The character pitted against the protagonist of a work. Often the villain, but not always so.
A protagonist who does not exhibit the qualities of the traditional hero. Instead of being a grand or admirable figure, an antihero is all too ordinary and may even be petty or criminal.
An exaggeration or other distortion of an individual's prominent features or characteristics that makes the person appear ridiculous.
Refers to the various means by which an author describes and develops the characters in a literary work.
A humorous scene or passage inserted into an otherwise serious work. Comic relief often takes the form of a character.
A character who plays only a minor role, but serves the protagonist as a trusted friend to whom he or she confesses intimate thoughts, problems, and feelings.
A way of speaking or using a language that is particular to a geographic region or social group and that varies considerably from the predominant speech and usage within the language.
Conversation between two or more characters.
The splitting of a whole into two non-overlapping parts. The term often used to examine conflicting attitudes or behaviors of a character.
An adjective or phrase applied to a character to accentuate a particular characteristic.
A character that does not undergo any significant emotional, ideological or spiritual transformation.
A character whose contrast with the protagonist serves to accentuate the protagonist's qualities or characteristics.
Excessive pride that often leads to a character's downfall.
An extended narrative delivered uninterrupted and exclusively by one person.
The speaker in a literary work, often a first-person narrator.
The main character in a work, often a hero but not exclusively so.
A character that undergoes a significant emotional, ideological, or spiritual transformation.
A monologue delivered by a character while alone that reveals inner thoughts, emotions, or other information.
An established, instantly recognizable character type to whom the reader ascribes specific characteristics by virtue of convention.

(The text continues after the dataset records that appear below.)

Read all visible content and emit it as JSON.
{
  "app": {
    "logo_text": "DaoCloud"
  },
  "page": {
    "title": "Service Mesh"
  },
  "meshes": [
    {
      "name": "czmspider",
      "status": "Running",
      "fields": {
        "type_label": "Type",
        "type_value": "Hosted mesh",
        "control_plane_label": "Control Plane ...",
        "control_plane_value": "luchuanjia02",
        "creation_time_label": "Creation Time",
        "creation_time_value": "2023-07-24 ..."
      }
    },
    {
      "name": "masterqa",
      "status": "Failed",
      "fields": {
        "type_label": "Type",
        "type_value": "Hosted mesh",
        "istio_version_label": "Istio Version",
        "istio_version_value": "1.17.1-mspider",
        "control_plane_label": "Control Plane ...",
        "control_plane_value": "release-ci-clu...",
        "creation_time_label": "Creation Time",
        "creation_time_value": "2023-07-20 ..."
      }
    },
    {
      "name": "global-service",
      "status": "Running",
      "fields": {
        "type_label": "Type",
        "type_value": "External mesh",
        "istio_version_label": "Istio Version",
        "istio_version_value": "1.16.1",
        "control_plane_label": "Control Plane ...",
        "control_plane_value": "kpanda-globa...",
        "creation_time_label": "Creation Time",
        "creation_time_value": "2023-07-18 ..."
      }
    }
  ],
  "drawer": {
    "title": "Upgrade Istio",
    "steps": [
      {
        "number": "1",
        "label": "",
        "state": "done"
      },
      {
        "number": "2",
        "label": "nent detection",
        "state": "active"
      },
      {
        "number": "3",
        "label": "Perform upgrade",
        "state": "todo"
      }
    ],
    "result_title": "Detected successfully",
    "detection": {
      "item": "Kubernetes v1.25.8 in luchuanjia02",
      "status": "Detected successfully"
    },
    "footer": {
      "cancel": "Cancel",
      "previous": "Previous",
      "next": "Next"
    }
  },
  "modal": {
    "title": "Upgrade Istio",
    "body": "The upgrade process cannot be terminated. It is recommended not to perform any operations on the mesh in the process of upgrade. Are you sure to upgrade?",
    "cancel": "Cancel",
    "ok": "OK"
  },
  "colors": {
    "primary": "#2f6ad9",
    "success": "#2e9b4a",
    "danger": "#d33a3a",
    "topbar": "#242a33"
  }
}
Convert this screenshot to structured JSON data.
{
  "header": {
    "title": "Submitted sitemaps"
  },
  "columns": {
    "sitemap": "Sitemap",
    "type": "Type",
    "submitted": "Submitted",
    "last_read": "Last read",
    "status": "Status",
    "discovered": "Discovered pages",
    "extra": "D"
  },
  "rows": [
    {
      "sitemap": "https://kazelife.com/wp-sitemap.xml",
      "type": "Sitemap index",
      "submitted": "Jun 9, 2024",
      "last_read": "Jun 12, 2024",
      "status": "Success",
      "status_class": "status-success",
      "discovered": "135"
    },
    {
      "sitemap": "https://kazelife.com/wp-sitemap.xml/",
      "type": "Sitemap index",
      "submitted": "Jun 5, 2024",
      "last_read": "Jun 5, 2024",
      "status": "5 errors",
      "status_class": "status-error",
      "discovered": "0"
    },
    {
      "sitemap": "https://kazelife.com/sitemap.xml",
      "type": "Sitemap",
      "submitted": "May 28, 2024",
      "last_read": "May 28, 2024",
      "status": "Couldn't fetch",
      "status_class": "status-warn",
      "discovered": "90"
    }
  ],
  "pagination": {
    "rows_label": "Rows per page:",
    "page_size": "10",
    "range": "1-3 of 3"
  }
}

A character in a tragedy that evokes both pity and terror. A morally elevated character that suffers a change in fortune from happiness to misery because of his or her own mistaken action or choice.
The manner of expression of the speaker(or narrator) in a work.